== Segment start ==

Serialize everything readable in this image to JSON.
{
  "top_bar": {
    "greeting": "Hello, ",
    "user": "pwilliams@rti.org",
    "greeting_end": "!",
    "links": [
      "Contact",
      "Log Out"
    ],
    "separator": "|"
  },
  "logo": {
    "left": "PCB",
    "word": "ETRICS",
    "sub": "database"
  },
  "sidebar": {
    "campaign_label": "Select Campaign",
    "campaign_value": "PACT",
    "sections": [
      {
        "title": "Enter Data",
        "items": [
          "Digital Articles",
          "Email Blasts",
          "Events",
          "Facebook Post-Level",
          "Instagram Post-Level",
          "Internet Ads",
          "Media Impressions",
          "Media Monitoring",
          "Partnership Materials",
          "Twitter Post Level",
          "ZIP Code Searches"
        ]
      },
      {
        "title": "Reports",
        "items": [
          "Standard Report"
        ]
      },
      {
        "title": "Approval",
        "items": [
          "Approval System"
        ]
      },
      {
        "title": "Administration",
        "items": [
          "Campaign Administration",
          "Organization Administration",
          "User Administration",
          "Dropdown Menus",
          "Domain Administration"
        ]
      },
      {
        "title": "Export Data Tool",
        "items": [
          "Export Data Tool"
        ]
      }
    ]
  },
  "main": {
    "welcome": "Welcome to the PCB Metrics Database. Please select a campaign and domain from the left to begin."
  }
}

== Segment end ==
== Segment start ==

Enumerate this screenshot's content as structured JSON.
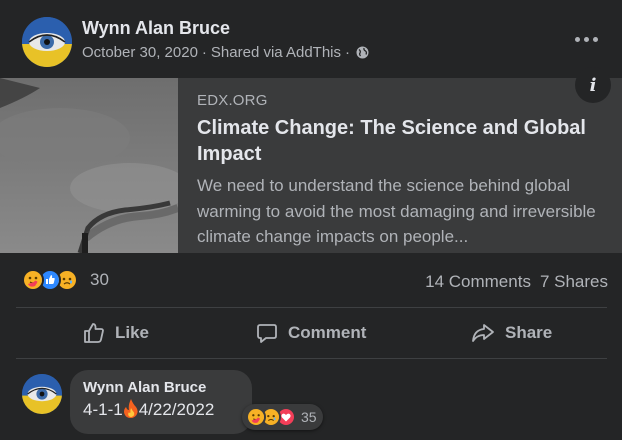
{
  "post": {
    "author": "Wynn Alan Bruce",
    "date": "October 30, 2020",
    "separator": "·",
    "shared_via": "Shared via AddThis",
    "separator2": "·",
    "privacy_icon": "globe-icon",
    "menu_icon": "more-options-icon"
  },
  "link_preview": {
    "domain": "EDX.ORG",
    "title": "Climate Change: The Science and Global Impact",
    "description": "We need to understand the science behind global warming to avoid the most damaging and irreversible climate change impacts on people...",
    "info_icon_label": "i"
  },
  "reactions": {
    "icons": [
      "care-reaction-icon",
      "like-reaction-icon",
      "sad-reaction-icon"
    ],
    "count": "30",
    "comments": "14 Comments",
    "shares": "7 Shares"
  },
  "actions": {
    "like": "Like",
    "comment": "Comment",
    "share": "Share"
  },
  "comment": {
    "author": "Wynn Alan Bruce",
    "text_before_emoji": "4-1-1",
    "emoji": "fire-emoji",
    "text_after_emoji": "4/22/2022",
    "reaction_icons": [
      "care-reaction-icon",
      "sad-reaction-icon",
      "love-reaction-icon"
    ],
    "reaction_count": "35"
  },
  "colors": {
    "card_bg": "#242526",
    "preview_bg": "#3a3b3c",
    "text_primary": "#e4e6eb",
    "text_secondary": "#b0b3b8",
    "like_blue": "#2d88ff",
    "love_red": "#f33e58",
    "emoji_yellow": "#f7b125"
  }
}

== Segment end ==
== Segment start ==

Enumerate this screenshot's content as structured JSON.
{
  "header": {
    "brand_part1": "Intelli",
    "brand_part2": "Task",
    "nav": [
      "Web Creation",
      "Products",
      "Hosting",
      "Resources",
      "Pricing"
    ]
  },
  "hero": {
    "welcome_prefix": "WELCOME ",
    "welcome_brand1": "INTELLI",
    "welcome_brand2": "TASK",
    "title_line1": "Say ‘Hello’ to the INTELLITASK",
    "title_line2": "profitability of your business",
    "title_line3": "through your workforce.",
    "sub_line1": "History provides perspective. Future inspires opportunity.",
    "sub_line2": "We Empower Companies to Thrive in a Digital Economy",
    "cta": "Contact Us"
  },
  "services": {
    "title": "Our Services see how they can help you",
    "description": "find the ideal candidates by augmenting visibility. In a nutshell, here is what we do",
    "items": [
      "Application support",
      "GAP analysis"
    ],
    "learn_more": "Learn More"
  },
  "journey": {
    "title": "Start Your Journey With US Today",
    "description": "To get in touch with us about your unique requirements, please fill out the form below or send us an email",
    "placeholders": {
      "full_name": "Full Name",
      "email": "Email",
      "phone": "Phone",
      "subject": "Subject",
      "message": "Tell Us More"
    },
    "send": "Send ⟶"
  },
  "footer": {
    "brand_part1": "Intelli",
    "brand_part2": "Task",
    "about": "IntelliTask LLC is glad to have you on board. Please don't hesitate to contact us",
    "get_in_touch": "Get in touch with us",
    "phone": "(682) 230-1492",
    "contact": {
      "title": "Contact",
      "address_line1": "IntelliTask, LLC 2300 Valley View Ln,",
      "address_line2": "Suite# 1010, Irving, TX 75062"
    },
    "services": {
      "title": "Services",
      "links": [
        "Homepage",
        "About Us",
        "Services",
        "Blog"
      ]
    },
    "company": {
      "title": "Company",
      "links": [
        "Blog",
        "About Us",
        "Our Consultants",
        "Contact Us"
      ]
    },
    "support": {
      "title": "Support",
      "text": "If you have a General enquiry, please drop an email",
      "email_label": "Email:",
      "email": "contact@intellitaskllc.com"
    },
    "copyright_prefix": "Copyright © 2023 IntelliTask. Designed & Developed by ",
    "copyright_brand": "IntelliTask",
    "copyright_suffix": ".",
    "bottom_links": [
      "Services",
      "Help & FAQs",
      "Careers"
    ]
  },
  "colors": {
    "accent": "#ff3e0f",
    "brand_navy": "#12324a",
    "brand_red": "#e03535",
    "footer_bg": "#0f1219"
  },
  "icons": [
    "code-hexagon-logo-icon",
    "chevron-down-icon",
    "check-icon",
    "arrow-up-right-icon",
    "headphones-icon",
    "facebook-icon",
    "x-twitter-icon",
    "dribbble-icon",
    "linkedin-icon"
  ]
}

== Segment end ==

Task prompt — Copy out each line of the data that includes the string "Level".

Exercise answer —
          "Facebook Post-Level",
          "Instagram Post-Level",
          "Twitter Post Level",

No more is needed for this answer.